### What to produce
Keep the text of the data exactly as it is and omit each picture from the copy.

### Records
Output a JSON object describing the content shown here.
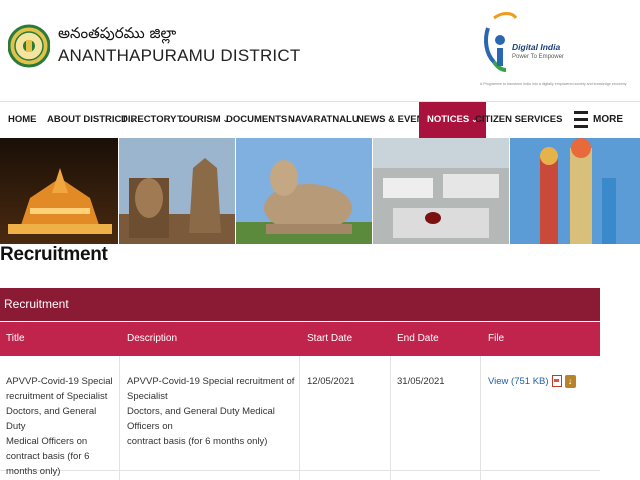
{
  "header": {
    "title_telugu": "అనంతపురము జిల్లా",
    "title_english": "ANANTHAPURAMU DISTRICT",
    "digital_india": {
      "title": "Digital India",
      "tagline": "Power To Empower",
      "footnote": "A Programme to transform India into a digitally empowered society and knowledge economy"
    },
    "emblem_icon": "ap-state-emblem-icon"
  },
  "nav": {
    "items": [
      {
        "label": "HOME",
        "dropdown": false
      },
      {
        "label": "ABOUT DISTRICT",
        "dropdown": true
      },
      {
        "label": "DIRECTORY",
        "dropdown": true
      },
      {
        "label": "TOURISM",
        "dropdown": true
      },
      {
        "label": "DOCUMENTS",
        "dropdown": true
      },
      {
        "label": "NAVARATNALU",
        "dropdown": false
      },
      {
        "label": "NEWS & EVENTS",
        "dropdown": true
      },
      {
        "label": "NOTICES",
        "dropdown": true,
        "active": true
      },
      {
        "label": "CITIZEN SERVICES",
        "dropdown": false
      }
    ],
    "more_label": "MORE",
    "active_color": "#a8123d"
  },
  "page": {
    "title": "Recruitment"
  },
  "table": {
    "section_label": "Recruitment",
    "section_color": "#8b1a35",
    "header_color": "#c0244d",
    "columns": [
      "Title",
      "Description",
      "Start Date",
      "End Date",
      "File"
    ],
    "rows": [
      {
        "title_lines": [
          "APVVP-Covid-19 Special",
          "recruitment of Specialist",
          "Doctors, and General Duty",
          "Medical Officers on",
          "contract basis (for 6",
          "months only)"
        ],
        "description_lines": [
          "APVVP-Covid-19 Special recruitment of Specialist",
          "Doctors, and General Duty Medical Officers on",
          "contract basis (for 6 months only)"
        ],
        "start_date": "12/05/2021",
        "end_date": "31/05/2021",
        "file_link": "View (751 KB)"
      }
    ]
  }
}
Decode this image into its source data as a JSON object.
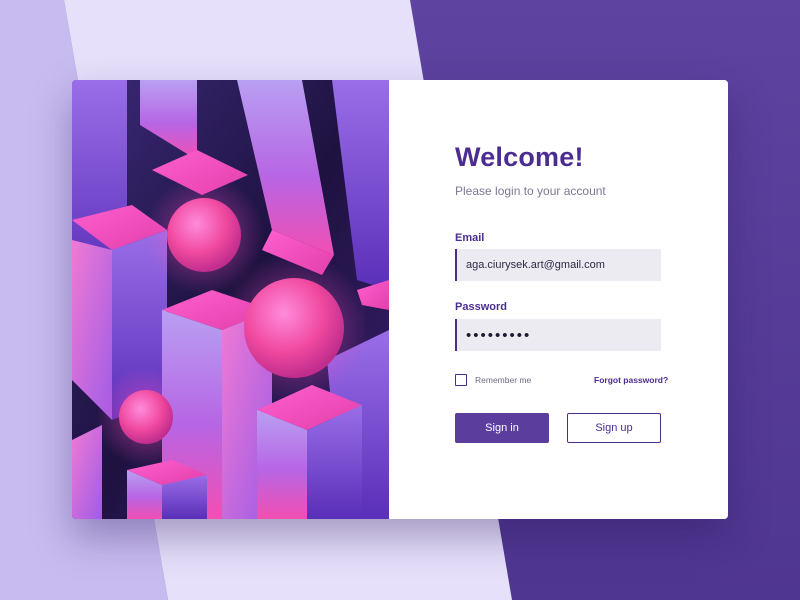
{
  "colors": {
    "accent": "#4b2d91",
    "button_primary": "#5a3d9c",
    "field_background": "#ecebf2",
    "page_background": "#5a3f9b",
    "illustration_pink": "#f14fb8",
    "illustration_violet": "#8a5fe0"
  },
  "login": {
    "title": "Welcome!",
    "subtitle": "Please login to your account",
    "email": {
      "label": "Email",
      "value": "aga.ciurysek.art@gmail.com"
    },
    "password": {
      "label": "Password",
      "masked_value": "•••••••••"
    },
    "remember_me": {
      "label": "Remember me",
      "checked": false
    },
    "forgot_password": "Forgot password?",
    "sign_in": "Sign in",
    "sign_up": "Sign up"
  }
}
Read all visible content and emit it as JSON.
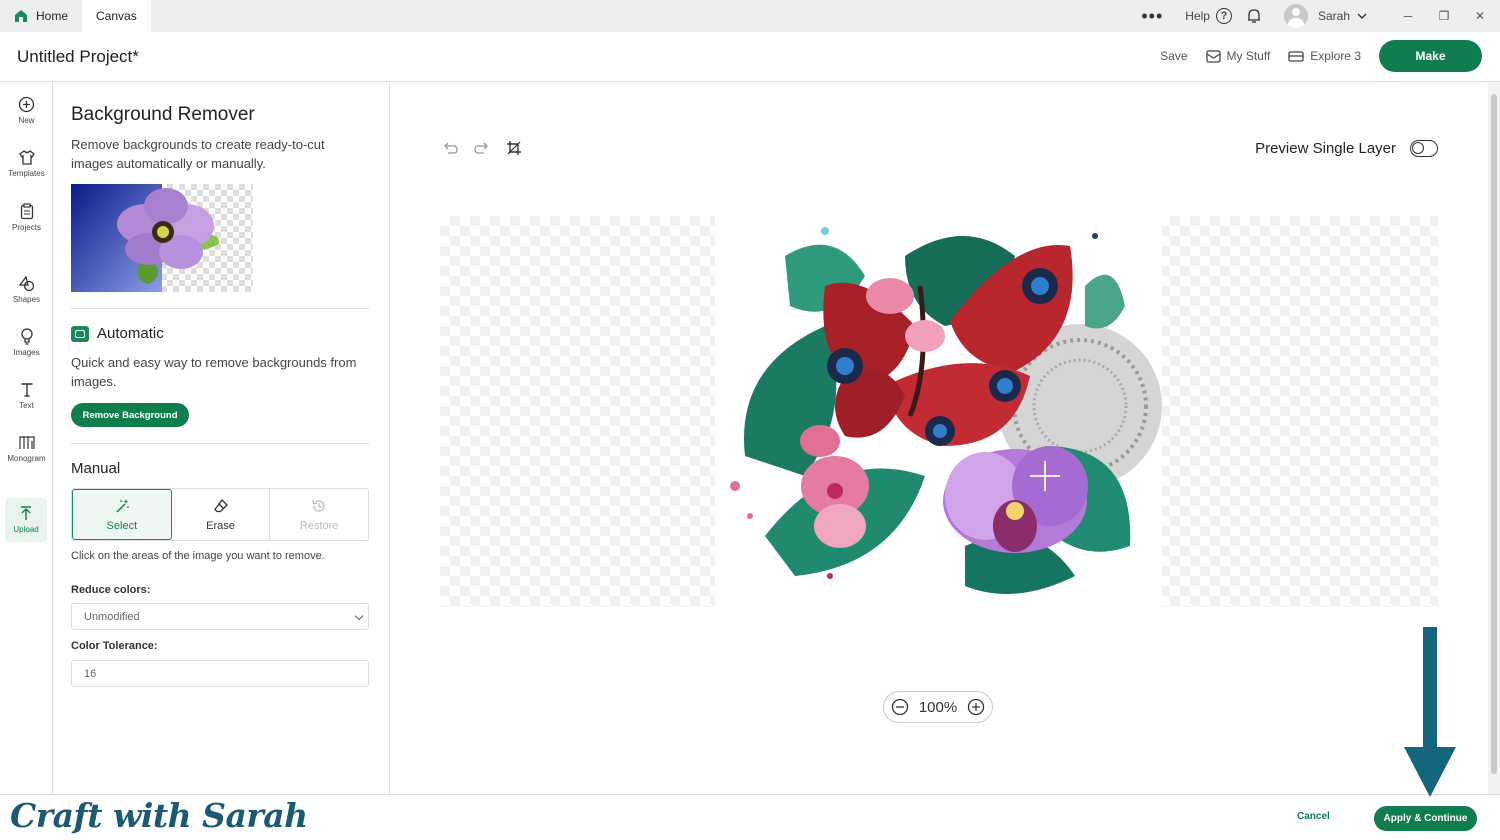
{
  "tabs": [
    {
      "label": "Home"
    },
    {
      "label": "Canvas"
    }
  ],
  "topbar": {
    "more": "•••",
    "help_label": "Help",
    "help_icon": "?",
    "user_name": "Sarah",
    "minimize": "─",
    "restore": "❐",
    "close": "✕"
  },
  "header": {
    "project_title": "Untitled Project*",
    "save_label": "Save",
    "my_stuff_label": "My Stuff",
    "machine_label": "Explore 3",
    "make_label": "Make"
  },
  "rail": [
    {
      "label": "New",
      "icon": "plus-circle-icon"
    },
    {
      "label": "Templates",
      "icon": "tshirt-icon"
    },
    {
      "label": "Projects",
      "icon": "clipboard-icon"
    },
    {
      "label": "Shapes",
      "icon": "shapes-icon"
    },
    {
      "label": "Images",
      "icon": "bulb-icon"
    },
    {
      "label": "Text",
      "icon": "text-icon"
    },
    {
      "label": "Monogram",
      "icon": "monogram-icon"
    },
    {
      "label": "Upload",
      "icon": "upload-icon"
    }
  ],
  "panel": {
    "title": "Background Remover",
    "description": "Remove backgrounds to create ready-to-cut images automatically or manually.",
    "automatic": {
      "title": "Automatic",
      "description": "Quick and easy way to remove backgrounds from images.",
      "button": "Remove Background"
    },
    "manual": {
      "title": "Manual",
      "tools": [
        {
          "label": "Select"
        },
        {
          "label": "Erase"
        },
        {
          "label": "Restore"
        }
      ],
      "hint": "Click on the areas of the image you want to remove.",
      "reduce_colors_label": "Reduce colors:",
      "reduce_colors_value": "Unmodified",
      "tolerance_label": "Color Tolerance:",
      "tolerance_value": "16"
    }
  },
  "canvas": {
    "preview_label": "Preview Single Layer",
    "preview_toggle_on": false,
    "zoom": "100%",
    "zoom_out": "−",
    "zoom_in": "+"
  },
  "footer": {
    "watermark": "Craft with Sarah",
    "cancel_label": "Cancel",
    "apply_label": "Apply & Continue"
  },
  "colors": {
    "brand_green": "#107d4f",
    "arrow_teal": "#14667d"
  }
}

### Task output
Output a JSON object describing the content shown here.
{
  "header": {
    "title_telugu": "అనంతపురము జిల్లా",
    "title_english": "ANANTHAPURAMU DISTRICT",
    "digital_india": {
      "title": "Digital India",
      "tagline": "Power To Empower",
      "footnote": "A Programme to transform India into a digitally empowered society and knowledge economy"
    },
    "emblem_icon": "ap-state-emblem-icon"
  },
  "nav": {
    "items": [
      {
        "label": "HOME",
        "dropdown": false
      },
      {
        "label": "ABOUT DISTRICT",
        "dropdown": true
      },
      {
        "label": "DIRECTORY",
        "dropdown": true
      },
      {
        "label": "TOURISM",
        "dropdown": true
      },
      {
        "label": "DOCUMENTS",
        "dropdown": true
      },
      {
        "label": "NAVARATNALU",
        "dropdown": false
      },
      {
        "label": "NEWS & EVENTS",
        "dropdown": true
      },
      {
        "label": "NOTICES",
        "dropdown": true,
        "active": true
      },
      {
        "label": "CITIZEN SERVICES",
        "dropdown": false
      }
    ],
    "more_label": "MORE",
    "active_color": "#a8123d"
  },
  "page": {
    "title": "Recruitment"
  },
  "table": {
    "section_label": "Recruitment",
    "section_color": "#8b1a35",
    "header_color": "#c0244d",
    "columns": [
      "Title",
      "Description",
      "Start Date",
      "End Date",
      "File"
    ],
    "rows": [
      {
        "title_lines": [
          "APVVP-Covid-19 Special",
          "recruitment of Specialist",
          "Doctors, and General Duty",
          "Medical Officers on",
          "contract basis (for 6",
          "months only)"
        ],
        "description_lines": [
          "APVVP-Covid-19 Special recruitment of Specialist",
          "Doctors, and General Duty Medical Officers on",
          "contract basis (for 6 months only)"
        ],
        "start_date": "12/05/2021",
        "end_date": "31/05/2021",
        "file_link": "View (751 KB)"
      }
    ]
  }
}
Decode this image into its source data as a JSON object.
{
  "colors": {
    "accent": "#4b2d91",
    "button_primary": "#5a3d9c",
    "field_background": "#ecebf2",
    "page_background": "#5a3f9b",
    "illustration_pink": "#f14fb8",
    "illustration_violet": "#8a5fe0"
  },
  "login": {
    "title": "Welcome!",
    "subtitle": "Please login to your account",
    "email": {
      "label": "Email",
      "value": "aga.ciurysek.art@gmail.com"
    },
    "password": {
      "label": "Password",
      "masked_value": "•••••••••"
    },
    "remember_me": {
      "label": "Remember me",
      "checked": false
    },
    "forgot_password": "Forgot password?",
    "sign_in": "Sign in",
    "sign_up": "Sign up"
  }
}
Read all visible content and emit it as JSON.
{
  "tabs": [
    {
      "label": "Home"
    },
    {
      "label": "Canvas"
    }
  ],
  "topbar": {
    "more": "•••",
    "help_label": "Help",
    "help_icon": "?",
    "user_name": "Sarah",
    "minimize": "─",
    "restore": "❐",
    "close": "✕"
  },
  "header": {
    "project_title": "Untitled Project*",
    "save_label": "Save",
    "my_stuff_label": "My Stuff",
    "machine_label": "Explore 3",
    "make_label": "Make"
  },
  "rail": [
    {
      "label": "New",
      "icon": "plus-circle-icon"
    },
    {
      "label": "Templates",
      "icon": "tshirt-icon"
    },
    {
      "label": "Projects",
      "icon": "clipboard-icon"
    },
    {
      "label": "Shapes",
      "icon": "shapes-icon"
    },
    {
      "label": "Images",
      "icon": "bulb-icon"
    },
    {
      "label": "Text",
      "icon": "text-icon"
    },
    {
      "label": "Monogram",
      "icon": "monogram-icon"
    },
    {
      "label": "Upload",
      "icon": "upload-icon"
    }
  ],
  "panel": {
    "title": "Background Remover",
    "description": "Remove backgrounds to create ready-to-cut images automatically or manually.",
    "automatic": {
      "title": "Automatic",
      "description": "Quick and easy way to remove backgrounds from images.",
      "button": "Remove Background"
    },
    "manual": {
      "title": "Manual",
      "tools": [
        {
          "label": "Select"
        },
        {
          "label": "Erase"
        },
        {
          "label": "Restore"
        }
      ],
      "hint": "Click on the areas of the image you want to remove.",
      "reduce_colors_label": "Reduce colors:",
      "reduce_colors_value": "Unmodified",
      "tolerance_label": "Color Tolerance:",
      "tolerance_value": "16"
    }
  },
  "canvas": {
    "preview_label": "Preview Single Layer",
    "preview_toggle_on": false,
    "zoom": "100%",
    "zoom_out": "−",
    "zoom_in": "+"
  },
  "footer": {
    "watermark": "Craft with Sarah",
    "cancel_label": "Cancel",
    "apply_label": "Apply & Continue"
  },
  "colors": {
    "brand_green": "#107d4f",
    "arrow_teal": "#14667d"
  }
}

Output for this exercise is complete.